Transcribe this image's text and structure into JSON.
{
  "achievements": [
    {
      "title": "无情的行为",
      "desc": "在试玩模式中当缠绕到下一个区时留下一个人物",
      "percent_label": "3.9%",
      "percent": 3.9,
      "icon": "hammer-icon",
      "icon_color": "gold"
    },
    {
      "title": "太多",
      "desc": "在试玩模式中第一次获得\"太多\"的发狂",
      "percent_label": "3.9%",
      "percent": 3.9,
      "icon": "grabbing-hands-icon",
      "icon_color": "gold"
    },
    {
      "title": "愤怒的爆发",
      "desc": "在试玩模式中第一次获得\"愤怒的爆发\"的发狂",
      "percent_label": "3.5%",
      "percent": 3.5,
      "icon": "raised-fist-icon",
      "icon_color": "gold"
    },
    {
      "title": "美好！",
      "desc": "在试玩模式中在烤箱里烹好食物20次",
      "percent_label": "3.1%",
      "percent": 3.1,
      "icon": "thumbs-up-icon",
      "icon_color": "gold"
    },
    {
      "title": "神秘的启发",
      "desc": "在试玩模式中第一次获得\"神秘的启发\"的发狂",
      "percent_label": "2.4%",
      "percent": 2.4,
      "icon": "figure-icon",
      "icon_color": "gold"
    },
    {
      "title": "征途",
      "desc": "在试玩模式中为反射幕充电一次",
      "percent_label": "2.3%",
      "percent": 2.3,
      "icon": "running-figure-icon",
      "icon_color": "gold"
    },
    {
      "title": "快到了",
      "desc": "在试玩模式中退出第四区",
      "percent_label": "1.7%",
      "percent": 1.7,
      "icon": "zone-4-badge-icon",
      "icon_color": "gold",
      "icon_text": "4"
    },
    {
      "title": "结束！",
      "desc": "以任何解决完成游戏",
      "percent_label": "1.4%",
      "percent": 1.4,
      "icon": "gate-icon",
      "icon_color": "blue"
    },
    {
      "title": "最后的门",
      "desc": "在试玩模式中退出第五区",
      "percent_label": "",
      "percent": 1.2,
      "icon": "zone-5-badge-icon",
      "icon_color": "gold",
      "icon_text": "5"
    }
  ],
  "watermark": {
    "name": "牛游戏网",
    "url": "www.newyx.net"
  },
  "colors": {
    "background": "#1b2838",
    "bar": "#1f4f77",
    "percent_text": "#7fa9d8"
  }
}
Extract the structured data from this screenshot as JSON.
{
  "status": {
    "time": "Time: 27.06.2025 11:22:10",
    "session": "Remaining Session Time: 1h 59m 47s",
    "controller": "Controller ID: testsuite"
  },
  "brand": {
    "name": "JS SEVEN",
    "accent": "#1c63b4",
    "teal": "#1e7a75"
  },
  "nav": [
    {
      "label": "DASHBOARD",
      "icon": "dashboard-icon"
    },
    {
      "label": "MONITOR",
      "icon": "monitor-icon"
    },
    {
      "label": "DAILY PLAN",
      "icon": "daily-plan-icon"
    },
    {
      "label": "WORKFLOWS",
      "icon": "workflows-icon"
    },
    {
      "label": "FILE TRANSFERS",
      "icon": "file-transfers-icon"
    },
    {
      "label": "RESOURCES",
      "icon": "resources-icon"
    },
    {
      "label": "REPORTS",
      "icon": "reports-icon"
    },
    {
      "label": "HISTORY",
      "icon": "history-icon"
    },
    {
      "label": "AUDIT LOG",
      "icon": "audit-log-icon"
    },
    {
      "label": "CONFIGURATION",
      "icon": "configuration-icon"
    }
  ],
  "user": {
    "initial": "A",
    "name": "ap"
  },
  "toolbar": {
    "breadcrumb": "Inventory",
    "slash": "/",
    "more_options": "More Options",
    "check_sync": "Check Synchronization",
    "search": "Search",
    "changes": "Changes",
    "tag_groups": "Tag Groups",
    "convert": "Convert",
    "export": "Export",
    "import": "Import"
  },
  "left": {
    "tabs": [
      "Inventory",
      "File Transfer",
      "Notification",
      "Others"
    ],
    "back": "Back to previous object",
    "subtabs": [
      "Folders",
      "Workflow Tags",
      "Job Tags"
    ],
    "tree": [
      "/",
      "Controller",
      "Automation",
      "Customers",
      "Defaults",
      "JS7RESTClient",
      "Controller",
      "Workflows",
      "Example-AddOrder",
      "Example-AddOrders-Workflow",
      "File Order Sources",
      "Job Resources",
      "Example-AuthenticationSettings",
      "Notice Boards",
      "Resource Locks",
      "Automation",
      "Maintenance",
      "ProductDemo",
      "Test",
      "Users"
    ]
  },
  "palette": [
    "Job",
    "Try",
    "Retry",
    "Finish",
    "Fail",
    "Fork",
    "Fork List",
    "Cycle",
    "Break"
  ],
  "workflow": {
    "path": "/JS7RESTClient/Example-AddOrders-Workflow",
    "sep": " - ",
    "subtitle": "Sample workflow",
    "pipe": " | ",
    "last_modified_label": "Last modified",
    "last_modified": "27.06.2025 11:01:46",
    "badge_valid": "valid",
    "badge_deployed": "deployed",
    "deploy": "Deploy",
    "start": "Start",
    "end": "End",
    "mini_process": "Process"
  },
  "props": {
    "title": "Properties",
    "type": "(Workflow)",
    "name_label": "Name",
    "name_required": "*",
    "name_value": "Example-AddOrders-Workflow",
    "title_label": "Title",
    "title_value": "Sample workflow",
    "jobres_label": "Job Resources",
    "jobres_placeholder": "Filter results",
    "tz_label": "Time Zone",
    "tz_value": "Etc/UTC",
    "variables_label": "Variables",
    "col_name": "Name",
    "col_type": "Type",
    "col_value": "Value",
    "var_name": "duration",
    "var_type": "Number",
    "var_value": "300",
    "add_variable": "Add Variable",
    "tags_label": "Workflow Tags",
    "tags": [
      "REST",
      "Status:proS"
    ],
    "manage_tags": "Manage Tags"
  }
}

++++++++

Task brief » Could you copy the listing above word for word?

Exercise result »
Transcribe this image's text and structure into JSON.
{
  "achievements": [
    {
      "title": "无情的行为",
      "desc": "在试玩模式中当缠绕到下一个区时留下一个人物",
      "percent_label": "3.9%",
      "percent": 3.9,
      "icon": "hammer-icon",
      "icon_color": "gold"
    },
    {
      "title": "太多",
      "desc": "在试玩模式中第一次获得\"太多\"的发狂",
      "percent_label": "3.9%",
      "percent": 3.9,
      "icon": "grabbing-hands-icon",
      "icon_color": "gold"
    },
    {
      "title": "愤怒的爆发",
      "desc": "在试玩模式中第一次获得\"愤怒的爆发\"的发狂",
      "percent_label": "3.5%",
      "percent": 3.5,
      "icon": "raised-fist-icon",
      "icon_color": "gold"
    },
    {
      "title": "美好！",
      "desc": "在试玩模式中在烤箱里烹好食物20次",
      "percent_label": "3.1%",
      "percent": 3.1,
      "icon": "thumbs-up-icon",
      "icon_color": "gold"
    },
    {
      "title": "神秘的启发",
      "desc": "在试玩模式中第一次获得\"神秘的启发\"的发狂",
      "percent_label": "2.4%",
      "percent": 2.4,
      "icon": "figure-icon",
      "icon_color": "gold"
    },
    {
      "title": "征途",
      "desc": "在试玩模式中为反射幕充电一次",
      "percent_label": "2.3%",
      "percent": 2.3,
      "icon": "running-figure-icon",
      "icon_color": "gold"
    },
    {
      "title": "快到了",
      "desc": "在试玩模式中退出第四区",
      "percent_label": "1.7%",
      "percent": 1.7,
      "icon": "zone-4-badge-icon",
      "icon_color": "gold",
      "icon_text": "4"
    },
    {
      "title": "结束！",
      "desc": "以任何解决完成游戏",
      "percent_label": "1.4%",
      "percent": 1.4,
      "icon": "gate-icon",
      "icon_color": "blue"
    },
    {
      "title": "最后的门",
      "desc": "在试玩模式中退出第五区",
      "percent_label": "",
      "percent": 1.2,
      "icon": "zone-5-badge-icon",
      "icon_color": "gold",
      "icon_text": "5"
    }
  ],
  "watermark": {
    "name": "牛游戏网",
    "url": "www.newyx.net"
  },
  "colors": {
    "background": "#1b2838",
    "bar": "#1f4f77",
    "percent_text": "#7fa9d8"
  }
}
Extract the structured data from this screenshot as JSON.
{
  "status": {
    "time": "Time: 27.06.2025 11:22:10",
    "session": "Remaining Session Time: 1h 59m 47s",
    "controller": "Controller ID: testsuite"
  },
  "brand": {
    "name": "JS SEVEN",
    "accent": "#1c63b4",
    "teal": "#1e7a75"
  },
  "nav": [
    {
      "label": "DASHBOARD",
      "icon": "dashboard-icon"
    },
    {
      "label": "MONITOR",
      "icon": "monitor-icon"
    },
    {
      "label": "DAILY PLAN",
      "icon": "daily-plan-icon"
    },
    {
      "label": "WORKFLOWS",
      "icon": "workflows-icon"
    },
    {
      "label": "FILE TRANSFERS",
      "icon": "file-transfers-icon"
    },
    {
      "label": "RESOURCES",
      "icon": "resources-icon"
    },
    {
      "label": "REPORTS",
      "icon": "reports-icon"
    },
    {
      "label": "HISTORY",
      "icon": "history-icon"
    },
    {
      "label": "AUDIT LOG",
      "icon": "audit-log-icon"
    },
    {
      "label": "CONFIGURATION",
      "icon": "configuration-icon"
    }
  ],
  "user": {
    "initial": "A",
    "name": "ap"
  },
  "toolbar": {
    "breadcrumb": "Inventory",
    "slash": "/",
    "more_options": "More Options",
    "check_sync": "Check Synchronization",
    "search": "Search",
    "changes": "Changes",
    "tag_groups": "Tag Groups",
    "convert": "Convert",
    "export": "Export",
    "import": "Import"
  },
  "left": {
    "tabs": [
      "Inventory",
      "File Transfer",
      "Notification",
      "Others"
    ],
    "back": "Back to previous object",
    "subtabs": [
      "Folders",
      "Workflow Tags",
      "Job Tags"
    ],
    "tree": [
      "/",
      "Controller",
      "Automation",
      "Customers",
      "Defaults",
      "JS7RESTClient",
      "Controller",
      "Workflows",
      "Example-AddOrder",
      "Example-AddOrders-Workflow",
      "File Order Sources",
      "Job Resources",
      "Example-AuthenticationSettings",
      "Notice Boards",
      "Resource Locks",
      "Automation",
      "Maintenance",
      "ProductDemo",
      "Test",
      "Users"
    ]
  },
  "palette": [
    "Job",
    "Try",
    "Retry",
    "Finish",
    "Fail",
    "Fork",
    "Fork List",
    "Cycle",
    "Break"
  ],
  "workflow": {
    "path": "/JS7RESTClient/Example-AddOrders-Workflow",
    "sep": " - ",
    "subtitle": "Sample workflow",
    "pipe": " | ",
    "last_modified_label": "Last modified",
    "last_modified": "27.06.2025 11:01:46",
    "badge_valid": "valid",
    "badge_deployed": "deployed",
    "deploy": "Deploy",
    "start": "Start",
    "end": "End",
    "mini_process": "Process"
  },
  "props": {
    "title": "Properties",
    "type": "(Workflow)",
    "name_label": "Name",
    "name_required": "*",
    "name_value": "Example-AddOrders-Workflow",
    "title_label": "Title",
    "title_value": "Sample workflow",
    "jobres_label": "Job Resources",
    "jobres_placeholder": "Filter results",
    "tz_label": "Time Zone",
    "tz_value": "Etc/UTC",
    "variables_label": "Variables",
    "col_name": "Name",
    "col_type": "Type",
    "col_value": "Value",
    "var_name": "duration",
    "var_type": "Number",
    "var_value": "300",
    "add_variable": "Add Variable",
    "tags_label": "Workflow Tags",
    "tags": [
      "REST",
      "Status:proS"
    ],
    "manage_tags": "Manage Tags"
  }
}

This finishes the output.